cashmere and cashmere yarn

Cashmere is hair that is shorn from cashmere goats underbellies. These goats are often kept on where they are dehorned and castrated and have their ears notched without anesthesia. Goats with defects in their coats are typically killed before the age of 2. Industry experts expect to kill 50 to 80 percent of young goats whose coats do not meet standards. Shearing robs goats of their natural insulation, leaving them vulnerable to cold temperatures and illnesses. 

Many goats are sold to be slaughtered for their flesh after shearing. The majority of the world's cashmere today comes from China and Mongolia, where the goats are raised in the Gobi Desert. These goats are bred specifically for their extremely soft, pale hair, which can be dyed to any color, and are therefore highly sought after. The harsh conditions in the Gobi Desert severely restrict the number of goats that can be raised, however, meaning that the hand harvested and often hand-spun fiber commands a high price when it reaches the market: and this is before the notoriously difficult yarn has been knitted or woven.
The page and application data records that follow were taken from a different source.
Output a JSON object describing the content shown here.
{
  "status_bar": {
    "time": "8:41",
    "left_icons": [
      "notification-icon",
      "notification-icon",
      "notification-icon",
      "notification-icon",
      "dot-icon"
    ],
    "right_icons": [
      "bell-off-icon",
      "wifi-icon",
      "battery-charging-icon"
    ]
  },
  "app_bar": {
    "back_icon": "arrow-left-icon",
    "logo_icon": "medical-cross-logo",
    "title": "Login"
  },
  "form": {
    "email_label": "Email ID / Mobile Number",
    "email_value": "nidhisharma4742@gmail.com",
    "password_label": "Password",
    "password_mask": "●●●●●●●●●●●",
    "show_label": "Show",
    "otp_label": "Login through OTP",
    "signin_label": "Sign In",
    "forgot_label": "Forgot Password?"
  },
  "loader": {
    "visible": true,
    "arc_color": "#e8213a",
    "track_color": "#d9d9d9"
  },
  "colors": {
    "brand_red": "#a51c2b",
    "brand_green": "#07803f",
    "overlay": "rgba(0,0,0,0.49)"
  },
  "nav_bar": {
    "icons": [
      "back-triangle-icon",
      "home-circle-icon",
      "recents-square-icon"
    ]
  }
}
Cashmere is often woven into two-ply yarn, which is a superior form of yarn, but also twice as expensive because it involves two strands. When a single strand of yarn is used, the twist in the yarn created as it is spun can pull at a sweater, changing the shape over time: two ply yarn uses two strands going in opposite directions to eliminate a bias in the weave or knit.

Because cashmere is so expensive and labor intensive to produce, it must be taken care of appropriately. The material is highly durable and will last for years if cared for properly. It should always be washed by hand in warm water with mild soap, and blotted gently with a towel before laying it out flat to dry. Individuals who own cashmere garments should appreciate the effort that goes into making them; it would take a single goat four years to produce enough wool for a sweater, and producing one also involves countless hours of labor to raise, feed, and care for the unique animal.